    [A] substantial majority (55%) still see big government as the larger threat; 32% see big business as the biggest threat, up slightly from 25% three years ago.

    A "substantial majority"? Perhaps -- but less substantial than at any point in the past 20 years, except the post-9/11 period. Meanwhile, the percentage of Americans who see big business as the bigger threat is "up slightly" only if you consider a 28 percent increase "slight." And, of course, Malcolm ignores the fact that numbers for big business are the second-worst they have ever been in the 40+ years Gallup has been asking this question.

    Regular readers of Malcolm's work will probably not be surprised to learn that he used his business-friendly portrayal of the Gallup results to argue that the Republicans "message" may "resonate" in next year's congressional elections:

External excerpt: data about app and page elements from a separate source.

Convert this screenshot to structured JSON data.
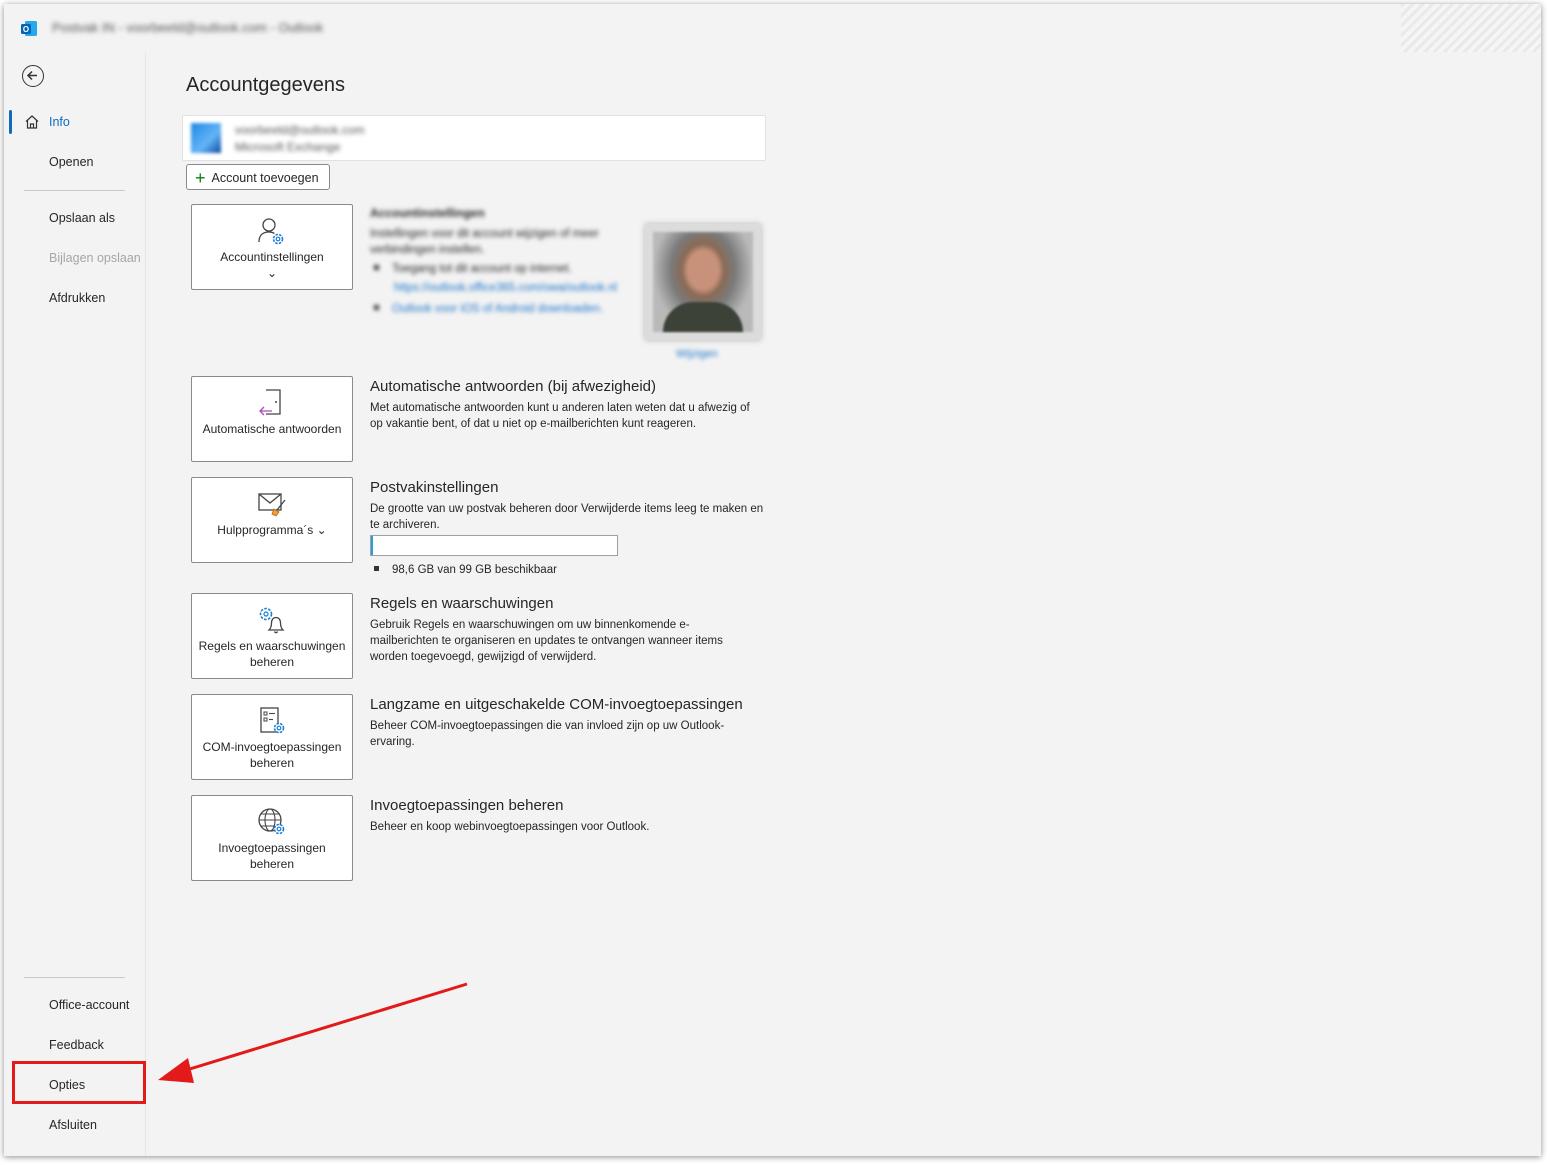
{
  "window": {
    "title": "Postvak IN - voorbeeld@outlook.com - Outlook"
  },
  "nav": {
    "back_label": "",
    "items": [
      {
        "label": "Info"
      },
      {
        "label": "Openen"
      },
      {
        "label": "Opslaan als"
      },
      {
        "label": "Bijlagen opslaan"
      },
      {
        "label": "Afdrukken"
      },
      {
        "label": "Office-account"
      },
      {
        "label": "Feedback"
      },
      {
        "label": "Opties"
      },
      {
        "label": "Afsluiten"
      }
    ]
  },
  "main": {
    "page_title": "Accountgegevens",
    "account": {
      "line1": "voorbeeld@outlook.com",
      "line2": "Microsoft Exchange"
    },
    "add_account_label": "Account toevoegen",
    "account_settings": {
      "tile_label": "Accountinstellingen",
      "chevron": "⌄",
      "title": "Accountinstellingen",
      "desc": "Instellingen voor dit account wijzigen of meer verbindingen instellen.",
      "bullet1": "Toegang tot dit account op internet.",
      "link1": "https://outlook.office365.com/owa/outlook.nl",
      "bullet2": "Outlook voor iOS of Android downloaden.",
      "photo_link": "Wijzigen"
    },
    "auto_reply": {
      "tile_label": "Automatische antwoorden",
      "title": "Automatische antwoorden (bij afwezigheid)",
      "desc": "Met automatische antwoorden kunt u anderen laten weten dat u afwezig of op vakantie bent, of dat u niet op e-mailberichten kunt reageren."
    },
    "mailbox": {
      "tile_label": "Hulpprogramma´s",
      "chevron": "⌄",
      "title": "Postvakinstellingen",
      "desc": "De grootte van uw postvak beheren door Verwijderde items leeg te maken en te archiveren.",
      "quota_used_fraction": 0.01,
      "quota_text": "98,6 GB van 99 GB beschikbaar"
    },
    "rules": {
      "tile_label": "Regels en waarschuwingen beheren",
      "title": "Regels en waarschuwingen",
      "desc": "Gebruik Regels en waarschuwingen om uw binnenkomende e-mailberichten te organiseren en updates te ontvangen wanneer items worden toegevoegd, gewijzigd of verwijderd."
    },
    "com_addins": {
      "tile_label": "COM-invoegtoepassingen beheren",
      "title": "Langzame en uitgeschakelde COM-invoegtoepassingen",
      "desc": "Beheer COM-invoegtoepassingen die van invloed zijn op uw Outlook-ervaring."
    },
    "addins": {
      "tile_label": "Invoegtoepassingen beheren",
      "title": "Invoegtoepassingen beheren",
      "desc": "Beheer en koop webinvoegtoepassingen voor Outlook."
    }
  },
  "colors": {
    "accent": "#0f6cbd",
    "highlight": "#e21a1a",
    "quota": "#2a9fd6"
  }
}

    The results provide at least a possible blueprint for beleaguered Republicans struggling in disarray that their message of too much spending-too much government may resonate by the time of the 2010 midterm elections.

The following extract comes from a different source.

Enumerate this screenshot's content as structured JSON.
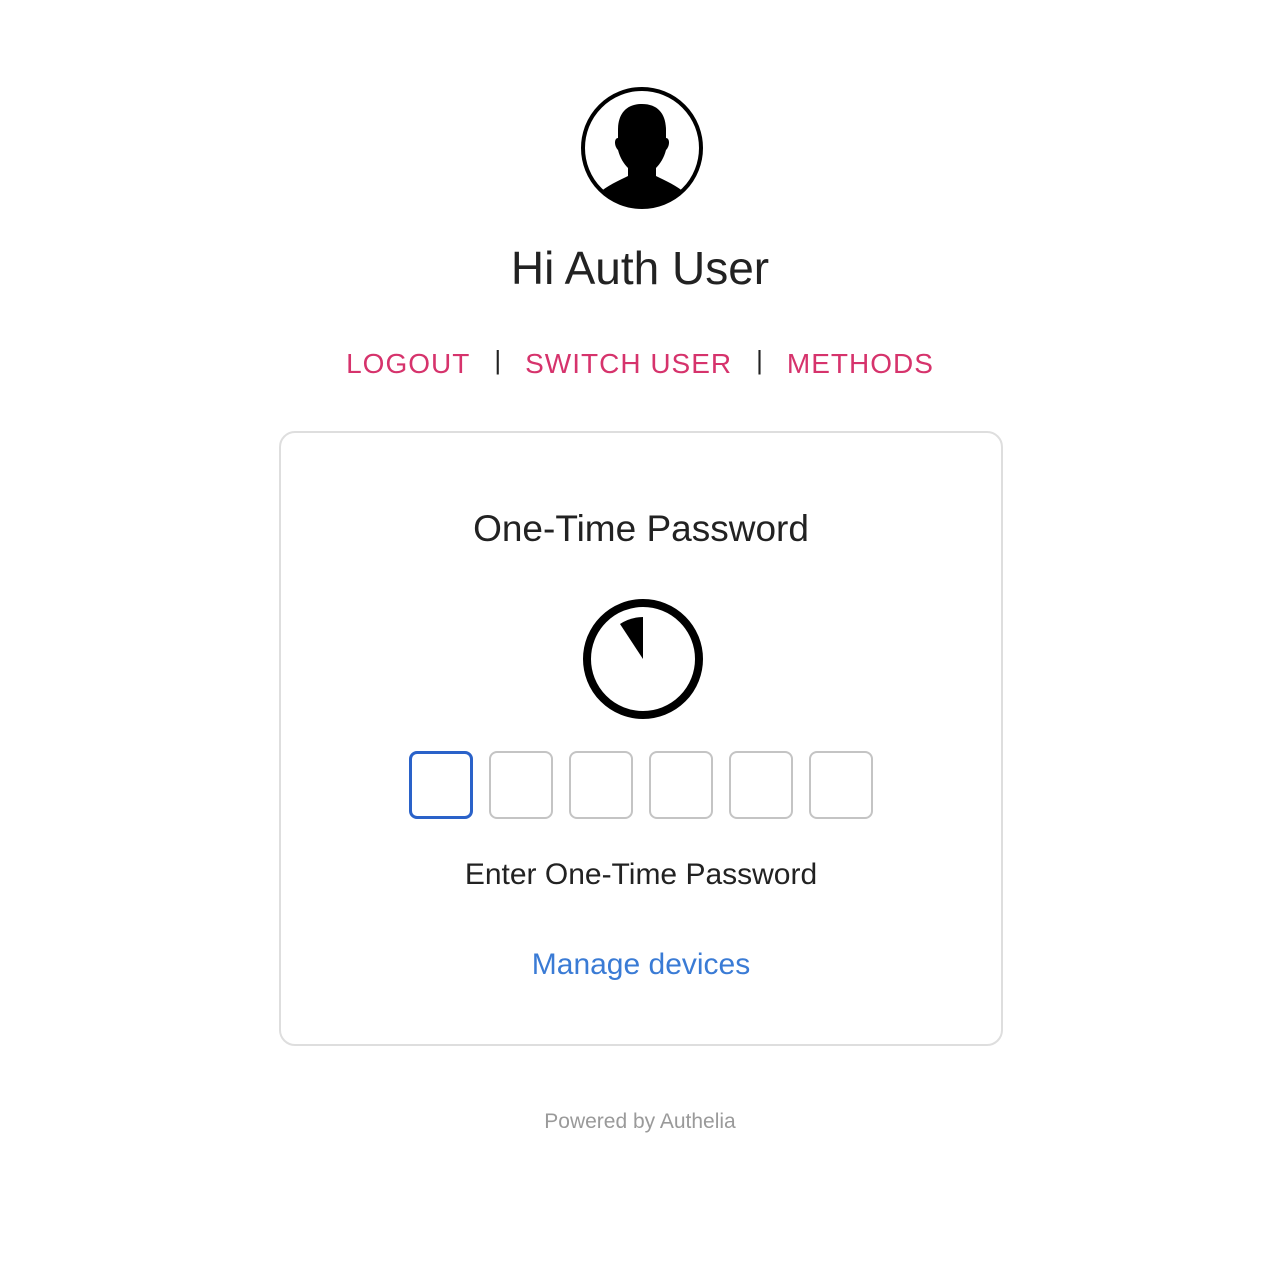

    But, as Gallup noted:

    Gallup's history of asking this question dates back to 1965. Since that time, Americans have always viewed big government as posing the greatest threat of the three institutions tested, although the percentage naming it has varied over time.

    A glance at Gallup's chart makes clear that the gap between the percentage of Americans who see "big government" as a threat and those who see "big business" as a threat is smaller than it has been at nearly any point in the past 25 years -- a fact that pretty thoroughly undermines Malcolm's spin that the poll presents good news for the GOP.

  • Who cares what Newt Gingrich thinks, cont'd

    Blog ››› ››› ERIC BOEHLERT

    As long as Politico keeps trumpeting Gingrich's anti-Obama tirades as breaking news, we'll keep asking the simple question: who cares what Newt Gingrich thinks? We're hoping at some point Politico tries to answer the question.

    In the meantime, here's the latest installment, where Politico, stuck in its Gin Blossoms `90's mode, pretends Gingrich is still Speaker of the House:

    Former House Speaker Newt Gingrich tore into President Barack Obama Monday for his friendly greeting of Venezuelan President Hugo Chavez, saying Obama is bolstering the "enemies of America."

    As we mentioned before, not only was Gingrich essentially driven from Congress more than ten years ago, but we can't think of a single Bush initiative from this decade that had Gingrich's fingerprints on it. Now, Newt can't be bothered with running for office, nor does he seem to represent any larger institution.

    He's just a partisan talking head, which is fine. So why has the D.C. press corps, and Politico in particular, carved out a special niche for what's-Newt-thinking-today coverage?

  • Barstow wins Pulitzer for military analysts story; will networks notice?

    Blog ››› ››› JAMISON FOSER

    New York Times reporter David Barstow has won a Pulitzer Prize for his reporting on the conflicts of interest of "military analysts" used by television networks.

    The networks have given scant attention to the military analysts story; maybe now that the story has won a Pulitzer for Barstow, they'll pay attention.

    Networks continue to ignore NY Times' military analyst story, but all find time for Hannah Montana

    Networks reportedly refused to appear on PBS' NewsHour to respond to NY Times' military analysts story; several continue blackout

    Multiple choice: Of the following, which outlet covered two recent major national security stories -- NBC, CBS, NPR, PBS, or ... Comedy Central?

  • WaPo's Bacon: Universal health care is a "tired" idea

    Blog ››› ››› JAMISON FOSER

    Perry Bacon:

    If you watch the Sunday shows, the Obama people are no longer arguing the GOP has "no ideas." Now it's they have "no ideas" or "the same old tired ideas." I don't know what's more tired, Republicans calling for tax cuts or Democras for expensive health health care programs, and I suspect voters just want something to help them get through this recession, whether the idea is tired or not.

    Well, let's see ... we've implemented the GOP's tax cut proposals - many, many times - with somewhat limited success. We haven't tried universal health care. So it should be pretty obvious which is the "more tired" idea, shouldn't it?